                   The end-game began about 9 p.m. Thursday night, with Mr. Gramm
                   huddled in a packed private meeting room, leading negotiations along with
                   Democrats including Rep. John LaFalce of New York, Sen. Christopher
                   Dodd of Connecticut and New York Sen. Charles Schumer. Each
                   proposal was being vetted by Treasury Department Undersecretary Gary
                   Gensler, who, along with other aides, was in contact with Mr. Summers by
                   phone every 20 minutes, tracking progress from his home study.

                   The stickiest issue was requiring banks to maintain a satisfactory CRA
                   rating. The administration refused to back down until it won assurances
                   that banks with bad records on community lending couldn't get into new
                   financial businesses.

                   When Republicans yielded to that demand at about 12:30 a.m. Friday, the
                   final piece of the settlement was working out language requiring community
                   groups to disclose loans or grants from banks that were part of CRA
                   programs, which Mr. Gramm had sought. Mr. Leach announced a deal at
                   2:45 a.m.

                   Mr. Gramm's hard-line rhetoric gradually dissolved into compromises that,
                   one by one, removed the White House's objections. The conferees found
                   middle ground, for instance, on the emotional subject of privacy
                   protections for consumers' personal financial information. Pushed by a
                   bipartisan outcry for strengthening Mr. Gramm's tepid protections,
                   lawmakers managed to make incremental changes. The bill gives
                   customers the right to block financial institutions from selling personal
                   information to outside firms or sharing it with them, but not from doing such
                   things with affiliates. Financial firms also must disclose privacy policies and
                   practices for sharing information among banking, insurance and securities
                   affiliates.

                   But consumer groups and a bipartisan coalition led by Rep. Edward
                   Markey (D., Mass.) and Sens. Richard Shelby (R., Ala.) and Richard
                   Bryan (D., Nev.), said that the committee and the White House had caved
                   in to special interests.
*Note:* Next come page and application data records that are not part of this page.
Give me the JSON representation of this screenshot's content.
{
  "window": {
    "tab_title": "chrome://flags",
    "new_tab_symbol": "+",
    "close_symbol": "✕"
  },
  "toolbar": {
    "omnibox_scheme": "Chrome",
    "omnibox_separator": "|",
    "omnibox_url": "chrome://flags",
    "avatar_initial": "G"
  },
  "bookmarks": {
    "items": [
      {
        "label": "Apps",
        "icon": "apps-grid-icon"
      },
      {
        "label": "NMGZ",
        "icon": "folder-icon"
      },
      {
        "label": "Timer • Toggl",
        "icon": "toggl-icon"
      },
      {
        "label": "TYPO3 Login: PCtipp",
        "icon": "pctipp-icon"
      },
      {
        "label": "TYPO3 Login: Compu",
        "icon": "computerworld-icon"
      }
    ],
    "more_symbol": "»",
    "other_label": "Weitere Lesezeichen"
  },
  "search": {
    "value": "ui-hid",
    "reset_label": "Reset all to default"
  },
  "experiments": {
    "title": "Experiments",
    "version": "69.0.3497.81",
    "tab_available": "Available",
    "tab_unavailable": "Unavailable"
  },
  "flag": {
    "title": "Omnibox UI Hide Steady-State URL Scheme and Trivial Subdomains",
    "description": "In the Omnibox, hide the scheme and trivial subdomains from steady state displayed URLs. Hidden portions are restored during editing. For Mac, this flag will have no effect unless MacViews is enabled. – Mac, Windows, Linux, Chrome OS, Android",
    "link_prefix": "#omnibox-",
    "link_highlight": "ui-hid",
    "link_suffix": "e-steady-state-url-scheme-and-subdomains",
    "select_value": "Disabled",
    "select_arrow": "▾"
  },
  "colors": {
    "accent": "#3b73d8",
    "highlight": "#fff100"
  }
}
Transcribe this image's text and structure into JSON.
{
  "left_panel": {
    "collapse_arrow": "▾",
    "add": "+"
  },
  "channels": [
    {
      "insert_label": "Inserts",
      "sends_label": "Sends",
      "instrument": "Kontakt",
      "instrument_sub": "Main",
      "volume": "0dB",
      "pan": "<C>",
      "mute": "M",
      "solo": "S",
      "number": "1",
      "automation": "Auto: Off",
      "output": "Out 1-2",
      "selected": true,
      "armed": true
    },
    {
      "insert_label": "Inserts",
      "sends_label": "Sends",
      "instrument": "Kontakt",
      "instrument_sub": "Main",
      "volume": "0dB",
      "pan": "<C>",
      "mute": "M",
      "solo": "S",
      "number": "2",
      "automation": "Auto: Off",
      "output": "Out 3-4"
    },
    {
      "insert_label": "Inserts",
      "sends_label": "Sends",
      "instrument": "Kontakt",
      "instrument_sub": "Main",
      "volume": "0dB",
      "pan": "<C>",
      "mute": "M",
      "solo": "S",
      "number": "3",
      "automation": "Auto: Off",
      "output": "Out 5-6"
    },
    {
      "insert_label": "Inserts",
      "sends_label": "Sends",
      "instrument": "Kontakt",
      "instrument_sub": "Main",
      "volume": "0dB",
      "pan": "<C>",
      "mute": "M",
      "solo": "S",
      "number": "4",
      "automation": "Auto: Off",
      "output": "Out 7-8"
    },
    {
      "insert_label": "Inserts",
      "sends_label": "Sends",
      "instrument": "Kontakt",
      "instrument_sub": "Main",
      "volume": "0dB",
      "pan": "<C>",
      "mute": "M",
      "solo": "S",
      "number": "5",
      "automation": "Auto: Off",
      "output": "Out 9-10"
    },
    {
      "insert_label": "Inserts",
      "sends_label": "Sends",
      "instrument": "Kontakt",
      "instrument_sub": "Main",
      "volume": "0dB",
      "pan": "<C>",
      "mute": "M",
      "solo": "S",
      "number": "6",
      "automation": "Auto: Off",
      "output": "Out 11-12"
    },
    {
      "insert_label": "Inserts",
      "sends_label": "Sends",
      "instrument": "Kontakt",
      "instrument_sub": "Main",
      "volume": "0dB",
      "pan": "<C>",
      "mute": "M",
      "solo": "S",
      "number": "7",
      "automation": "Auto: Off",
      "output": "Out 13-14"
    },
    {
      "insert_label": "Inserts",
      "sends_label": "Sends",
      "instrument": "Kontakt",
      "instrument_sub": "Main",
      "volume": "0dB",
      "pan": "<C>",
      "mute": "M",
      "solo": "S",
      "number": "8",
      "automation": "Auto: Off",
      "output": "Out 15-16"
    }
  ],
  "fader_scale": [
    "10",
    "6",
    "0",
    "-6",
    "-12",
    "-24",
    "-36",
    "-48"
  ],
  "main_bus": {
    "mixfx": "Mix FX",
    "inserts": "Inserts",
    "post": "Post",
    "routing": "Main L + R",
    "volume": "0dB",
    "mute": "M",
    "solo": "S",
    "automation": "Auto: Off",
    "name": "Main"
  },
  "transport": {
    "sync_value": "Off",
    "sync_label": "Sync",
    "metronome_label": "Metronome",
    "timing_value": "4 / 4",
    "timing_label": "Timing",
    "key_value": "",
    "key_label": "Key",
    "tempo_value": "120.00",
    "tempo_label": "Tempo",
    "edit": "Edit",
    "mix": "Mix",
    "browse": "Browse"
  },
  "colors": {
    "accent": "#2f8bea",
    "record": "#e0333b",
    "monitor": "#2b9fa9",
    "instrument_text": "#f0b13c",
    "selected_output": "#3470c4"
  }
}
They vowed to push separate legislation beefing up
                   safeguards for consumers' financial information. "This is a travesty," said
                   Mr. Bryan. "The complete lack of adequate protections is simply
                   unacceptable."
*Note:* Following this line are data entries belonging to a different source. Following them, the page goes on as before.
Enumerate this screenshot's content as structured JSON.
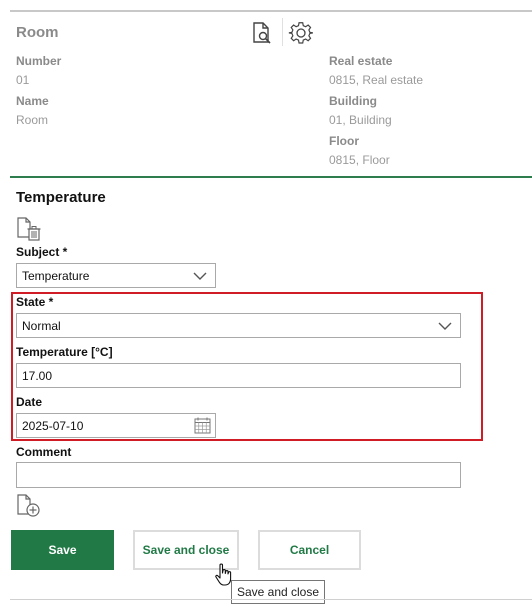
{
  "header": {
    "title": "Room"
  },
  "info": {
    "left": [
      {
        "label": "Number",
        "value": "01"
      },
      {
        "label": "Name",
        "value": "Room"
      }
    ],
    "right": [
      {
        "label": "Real estate",
        "value": "0815, Real estate"
      },
      {
        "label": "Building",
        "value": "01, Building"
      },
      {
        "label": "Floor",
        "value": "0815, Floor"
      }
    ]
  },
  "form": {
    "section_title": "Temperature",
    "subject": {
      "label": "Subject *",
      "value": "Temperature"
    },
    "state": {
      "label": "State *",
      "value": "Normal"
    },
    "temperature": {
      "label": "Temperature [°C]",
      "value": "17.00"
    },
    "date": {
      "label": "Date",
      "value": "2025-07-10"
    },
    "comment": {
      "label": "Comment",
      "value": ""
    }
  },
  "buttons": {
    "save": "Save",
    "save_close": "Save and close",
    "cancel": "Cancel"
  },
  "tooltip": "Save and close",
  "colors": {
    "primary": "#217a46",
    "divider": "#2e7d4f",
    "highlight": "#d01c24"
  }
}
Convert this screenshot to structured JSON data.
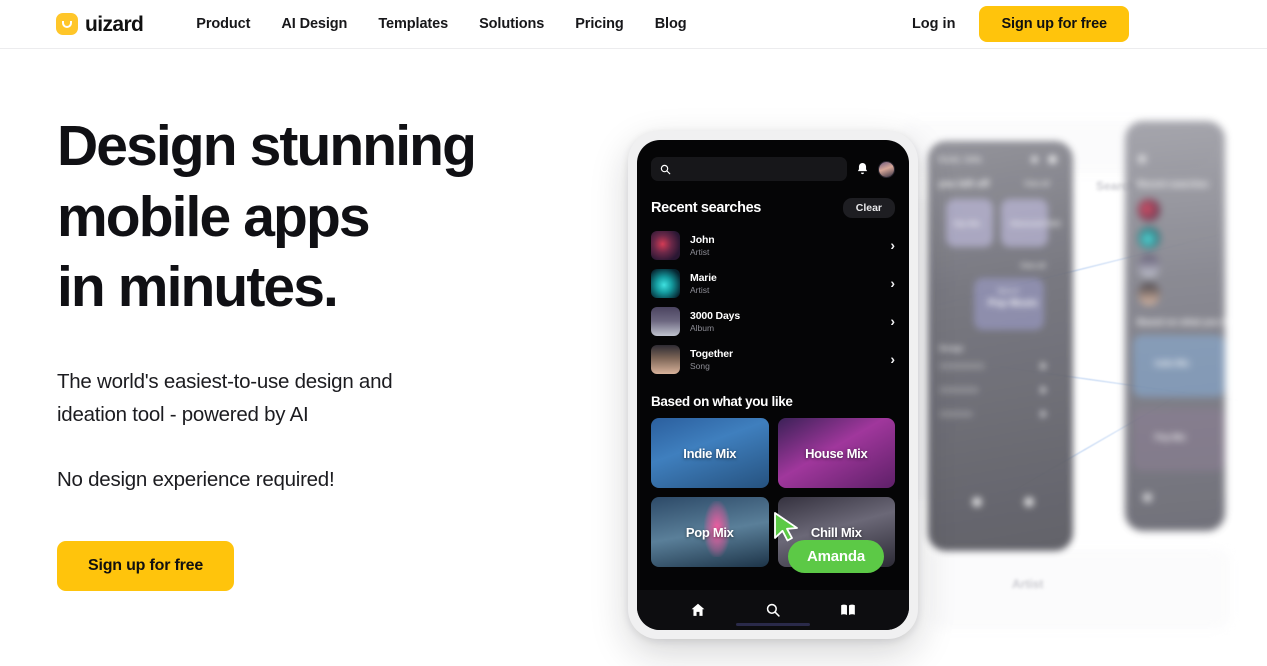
{
  "brand": {
    "name": "uizard",
    "logo_color": "#FFC629"
  },
  "nav": {
    "links": [
      {
        "label": "Product"
      },
      {
        "label": "AI Design"
      },
      {
        "label": "Templates"
      },
      {
        "label": "Solutions"
      },
      {
        "label": "Pricing"
      },
      {
        "label": "Blog"
      }
    ],
    "login_label": "Log in",
    "signup_label": "Sign up for free",
    "accent_color": "#FFC40C"
  },
  "hero": {
    "headline_line1": "Design stunning",
    "headline_line2": "mobile apps",
    "headline_line3": "in minutes.",
    "subtitle_line1": "The world's easiest-to-use design and",
    "subtitle_line2": "ideation tool - powered by AI",
    "note": "No design experience required!",
    "cta_label": "Sign up for free"
  },
  "phone": {
    "search": {
      "value": "",
      "placeholder": ""
    },
    "icons": {
      "search": "search-icon",
      "bell": "bell-icon",
      "avatar": "avatar"
    },
    "recent": {
      "title": "Recent searches",
      "clear_label": "Clear",
      "items": [
        {
          "name": "John",
          "type": "Artist"
        },
        {
          "name": "Marie",
          "type": "Artist"
        },
        {
          "name": "3000 Days",
          "type": "Album"
        },
        {
          "name": "Together",
          "type": "Song"
        }
      ]
    },
    "recommendations": {
      "title": "Based on what you like",
      "cards": [
        {
          "label": "Indie Mix"
        },
        {
          "label": "House Mix"
        },
        {
          "label": "Pop Mix"
        },
        {
          "label": "Chill Mix"
        }
      ]
    },
    "tabbar": [
      {
        "icon": "home-icon"
      },
      {
        "icon": "search-icon"
      },
      {
        "icon": "book-icon"
      }
    ]
  },
  "collaborator": {
    "name": "Amanda",
    "cursor_color": "#5CC946"
  },
  "background_screens": {
    "left": {
      "header": "Good, Julia",
      "section1": "you left off",
      "view_all": "View all",
      "chips": [
        "Hip Hits",
        "Obsessed R&B"
      ],
      "view_all2": "View all",
      "feature_card_small": "Best of",
      "feature_card": "Pop Music",
      "songs_label": "Songs"
    },
    "right": {
      "recent": "Recent searches",
      "based": "Based on what you like",
      "card1": "Indie Mix",
      "card2": "Pop Mix"
    },
    "floating_labels": [
      "Search",
      "Artist"
    ]
  }
}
                   Mr. Gramm and the Republicans also were dealt a setback when banking
                   interests, led by the American Bankers Association and the Independent
                   Community Bankers of America, won a major battle to close a loophole
                   that allowed nonfinancial companies to get into the banking business
                   through the back door by buying or chartering a so-called unitary thrift
                   holding company.

                   Of the 650 unitary thrifts, or thrifts with just one office, 27 are currently
                   owned by nonfinancial firms. Critics, including the White House, argued
                   that such a mixing of banking and commerce could encourage risky
                   lending, lead to crony capitalism and create unfair competition.

                   A Wal-Mart Stores Inc. proposal in June to buy a small Oklahoma savings
                   and loan association sent shivers through small-town bankers, who feared
                   their fate could be similar to that of local mom-and-pop retailers unable to
                   compete with the retail juggernaut. The bill would prohibit Wal-Mart from
                   buying or chartering a thrift and operating Wal-Mart-brand banking
                   operations in any of its 1,725 stores nationwide.

                   The bill would allow nonfinancial companies to operate only thrifts for
                   which they had sought charters before May 4 and would prohibit
                   nonfinancial companies from chartering or buying thrifts in the future.